It would be safe to say that taking a manga that’s about professional acting outside the realm of the profession itself is a risky move for the series, but Matsuki’s handling of the story in these five chapters helps differentiate the story arc while also cohesively connecting it to what came before. The introduction of Yoshioka and the school festival film helps tie the arc to the series’ acting focus, facilitating a place for Yonagi to still use her acting skills in the new setting. Yonagi and Yoshioka build a friendship based on their shared interest in films as well as Yoshioka’s fascination in Yonagi. With Yoshioka being Yonagi’s first friend outside of acting, it’s clear she wants their friendship to be based off these common passions rather than their difference in social status. Yonagi’s eventual decision to not use professional equipment or the help of Akira in producing the film shows her resolve to stay true to this belief, and create a film with Yoshioka that is a genuine collaboration of their friendship. Just as Yonagi is valuing their friendship through the film, Yoshioka is also placing value in it through his concern for Yonagi’s well-being. After being informed by Akira of the dangers of Yonagi’s method acting, he has been cautious of having her act out anything that could contain detrimental emotions to her well-being. Both Yonagi and Yoshioka are looking out for each other’s best interests, and as such, their film is the net result of their friendship.
Even so, the film is far from the sole focus of the story so far, being paired alongside Yonagi’s struggle to fit into the traditional high school environment. Before acting, Yonagi had cut herself off from building relationships with those around her, so that she could focus on the survival of herself and her siblings. As such, Yonagi’s attempts to build traditional friendships have proven to be difficult for her. The introduction of Asahi and her resentment towards Yonagi serves as a great example of this. Asahi grew to hate Yonagi for ignoring her in the past, interpreting it as a sign of Yonagi looking down on her. Trying to gain Asahi’s friendship forces Yonagi to reflect on who she was in the past as well as in the present, and how she want herself to be defined in the future. The video Yonagi and Yoshioka send to Asahi perfectly encapsulates Yonagi’s self-awareness of her past behavior, and her desire to rectify it moving forward.

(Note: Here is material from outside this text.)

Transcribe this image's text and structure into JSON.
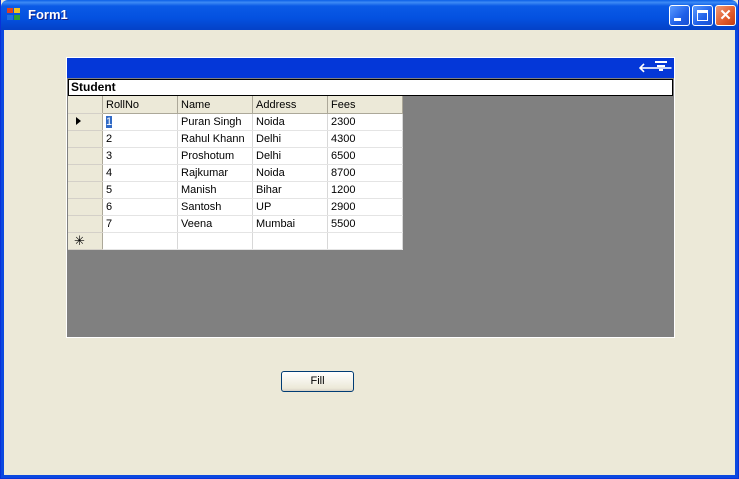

Due to being out of the theatrical setting, there haven’t been a ton of moments for Usazaki to show off her talent for transforming scenes into a cinematic experience, but whenever there is an instance of acting within these chapters, it shines in full force. In chapter 57, the two-page spread of Yonagi acting out a breakdown in the face of a “looming threat” to scare off students in a hallway masterfully creates an unexpected sense of tension in the chapter. Chapter 59’s video directed at Asahi is also wonderfully depicted, showcasing the drastic difference in Yonagi’s past expressions to how she currently wishes for herself to be seen. Even outside of the series’ traditional environment, Usazaki has found a way to make her artwork as beautiful and immersive as ever.
Matsuki has taken Act-Age’s story in a direction that few could have predicted, but so far things are looking great. Even with Asahi finally on Yonagi and Yoshioka’s side by the end of chapter 59, it’s clear that their obstacles in successfully completing the film for the school festival are far from over. With all the said, it’s going to be a real treat seeing where things go in the coming weeks.